### Problem
Your task is to print each entry exactly as written.

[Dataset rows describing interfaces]
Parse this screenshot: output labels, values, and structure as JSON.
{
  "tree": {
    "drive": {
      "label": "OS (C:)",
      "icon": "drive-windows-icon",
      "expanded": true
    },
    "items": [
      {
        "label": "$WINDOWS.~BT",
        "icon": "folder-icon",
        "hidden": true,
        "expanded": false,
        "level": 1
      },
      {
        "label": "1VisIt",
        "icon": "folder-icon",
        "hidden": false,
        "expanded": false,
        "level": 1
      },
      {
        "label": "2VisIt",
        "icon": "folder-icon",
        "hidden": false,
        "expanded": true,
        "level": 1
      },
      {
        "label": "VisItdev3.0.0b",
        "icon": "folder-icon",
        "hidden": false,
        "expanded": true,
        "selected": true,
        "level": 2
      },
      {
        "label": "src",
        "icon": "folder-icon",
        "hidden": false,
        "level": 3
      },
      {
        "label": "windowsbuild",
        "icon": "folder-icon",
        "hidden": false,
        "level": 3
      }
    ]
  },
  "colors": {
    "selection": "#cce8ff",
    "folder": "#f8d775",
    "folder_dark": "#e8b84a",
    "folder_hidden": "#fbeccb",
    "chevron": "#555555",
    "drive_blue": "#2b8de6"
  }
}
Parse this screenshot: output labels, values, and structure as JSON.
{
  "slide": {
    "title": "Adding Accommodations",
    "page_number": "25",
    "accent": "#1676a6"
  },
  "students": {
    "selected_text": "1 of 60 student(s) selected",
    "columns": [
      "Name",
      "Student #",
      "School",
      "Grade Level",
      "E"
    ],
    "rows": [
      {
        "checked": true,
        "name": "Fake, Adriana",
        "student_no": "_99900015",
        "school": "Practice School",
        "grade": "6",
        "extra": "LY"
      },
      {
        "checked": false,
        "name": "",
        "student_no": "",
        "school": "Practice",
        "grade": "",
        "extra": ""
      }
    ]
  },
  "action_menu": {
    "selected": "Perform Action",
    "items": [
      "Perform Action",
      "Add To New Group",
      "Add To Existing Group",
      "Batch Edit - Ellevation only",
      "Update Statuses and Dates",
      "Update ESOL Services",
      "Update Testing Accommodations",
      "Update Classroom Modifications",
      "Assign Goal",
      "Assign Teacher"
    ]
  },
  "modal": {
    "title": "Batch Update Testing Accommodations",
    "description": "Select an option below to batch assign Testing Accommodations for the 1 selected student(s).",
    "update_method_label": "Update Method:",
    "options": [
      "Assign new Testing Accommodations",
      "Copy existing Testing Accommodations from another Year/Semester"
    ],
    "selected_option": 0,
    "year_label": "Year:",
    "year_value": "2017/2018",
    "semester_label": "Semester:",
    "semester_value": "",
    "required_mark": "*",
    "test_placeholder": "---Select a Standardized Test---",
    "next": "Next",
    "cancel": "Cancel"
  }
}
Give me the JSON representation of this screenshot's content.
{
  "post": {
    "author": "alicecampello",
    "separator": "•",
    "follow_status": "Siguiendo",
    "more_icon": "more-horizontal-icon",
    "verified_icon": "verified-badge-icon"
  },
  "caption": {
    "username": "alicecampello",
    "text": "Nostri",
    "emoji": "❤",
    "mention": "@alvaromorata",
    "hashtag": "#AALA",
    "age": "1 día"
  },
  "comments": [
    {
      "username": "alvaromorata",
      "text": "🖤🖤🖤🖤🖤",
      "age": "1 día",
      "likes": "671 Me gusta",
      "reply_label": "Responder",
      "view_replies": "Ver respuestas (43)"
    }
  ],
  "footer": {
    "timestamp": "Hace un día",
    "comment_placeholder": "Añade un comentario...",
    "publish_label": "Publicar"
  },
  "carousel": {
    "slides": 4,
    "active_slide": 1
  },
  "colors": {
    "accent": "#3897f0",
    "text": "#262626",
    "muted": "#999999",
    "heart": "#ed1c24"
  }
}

### Reply
Parse this screenshot: output labels, values, and structure as JSON.
{
  "tree": {
    "drive": {
      "label": "OS (C:)",
      "icon": "drive-windows-icon",
      "expanded": true
    },
    "items": [
      {
        "label": "$WINDOWS.~BT",
        "icon": "folder-icon",
        "hidden": true,
        "expanded": false,
        "level": 1
      },
      {
        "label": "1VisIt",
        "icon": "folder-icon",
        "hidden": false,
        "expanded": false,
        "level": 1
      },
      {
        "label": "2VisIt",
        "icon": "folder-icon",
        "hidden": false,
        "expanded": true,
        "level": 1
      },
      {
        "label": "VisItdev3.0.0b",
        "icon": "folder-icon",
        "hidden": false,
        "expanded": true,
        "selected": true,
        "level": 2
      },
      {
        "label": "src",
        "icon": "folder-icon",
        "hidden": false,
        "level": 3
      },
      {
        "label": "windowsbuild",
        "icon": "folder-icon",
        "hidden": false,
        "level": 3
      }
    ]
  },
  "colors": {
    "selection": "#cce8ff",
    "folder": "#f8d775",
    "folder_dark": "#e8b84a",
    "folder_hidden": "#fbeccb",
    "chevron": "#555555",
    "drive_blue": "#2b8de6"
  }
}
Parse this screenshot: output labels, values, and structure as JSON.
{
  "slide": {
    "title": "Adding Accommodations",
    "page_number": "25",
    "accent": "#1676a6"
  },
  "students": {
    "selected_text": "1 of 60 student(s) selected",
    "columns": [
      "Name",
      "Student #",
      "School",
      "Grade Level",
      "E"
    ],
    "rows": [
      {
        "checked": true,
        "name": "Fake, Adriana",
        "student_no": "_99900015",
        "school": "Practice School",
        "grade": "6",
        "extra": "LY"
      },
      {
        "checked": false,
        "name": "",
        "student_no": "",
        "school": "Practice",
        "grade": "",
        "extra": ""
      }
    ]
  },
  "action_menu": {
    "selected": "Perform Action",
    "items": [
      "Perform Action",
      "Add To New Group",
      "Add To Existing Group",
      "Batch Edit - Ellevation only",
      "Update Statuses and Dates",
      "Update ESOL Services",
      "Update Testing Accommodations",
      "Update Classroom Modifications",
      "Assign Goal",
      "Assign Teacher"
    ]
  },
  "modal": {
    "title": "Batch Update Testing Accommodations",
    "description": "Select an option below to batch assign Testing Accommodations for the 1 selected student(s).",
    "update_method_label": "Update Method:",
    "options": [
      "Assign new Testing Accommodations",
      "Copy existing Testing Accommodations from another Year/Semester"
    ],
    "selected_option": 0,
    "year_label": "Year:",
    "year_value": "2017/2018",
    "semester_label": "Semester:",
    "semester_value": "",
    "required_mark": "*",
    "test_placeholder": "---Select a Standardized Test---",
    "next": "Next",
    "cancel": "Cancel"
  }
}
Give me the JSON representation of this screenshot's content.
{
  "post": {
    "author": "alicecampello",
    "separator": "•",
    "follow_status": "Siguiendo",
    "more_icon": "more-horizontal-icon",
    "verified_icon": "verified-badge-icon"
  },
  "caption": {
    "username": "alicecampello",
    "text": "Nostri",
    "emoji": "❤",
    "mention": "@alvaromorata",
    "hashtag": "#AALA",
    "age": "1 día"
  },
  "comments": [
    {
      "username": "alvaromorata",
      "text": "🖤🖤🖤🖤🖤",
      "age": "1 día",
      "likes": "671 Me gusta",
      "reply_label": "Responder",
      "view_replies": "Ver respuestas (43)"
    }
  ],
  "footer": {
    "timestamp": "Hace un día",
    "comment_placeholder": "Añade un comentario...",
    "publish_label": "Publicar"
  },
  "carousel": {
    "slides": 4,
    "active_slide": 1
  },
  "colors": {
    "accent": "#3897f0",
    "text": "#262626",
    "muted": "#999999",
    "heart": "#ed1c24"
  }
}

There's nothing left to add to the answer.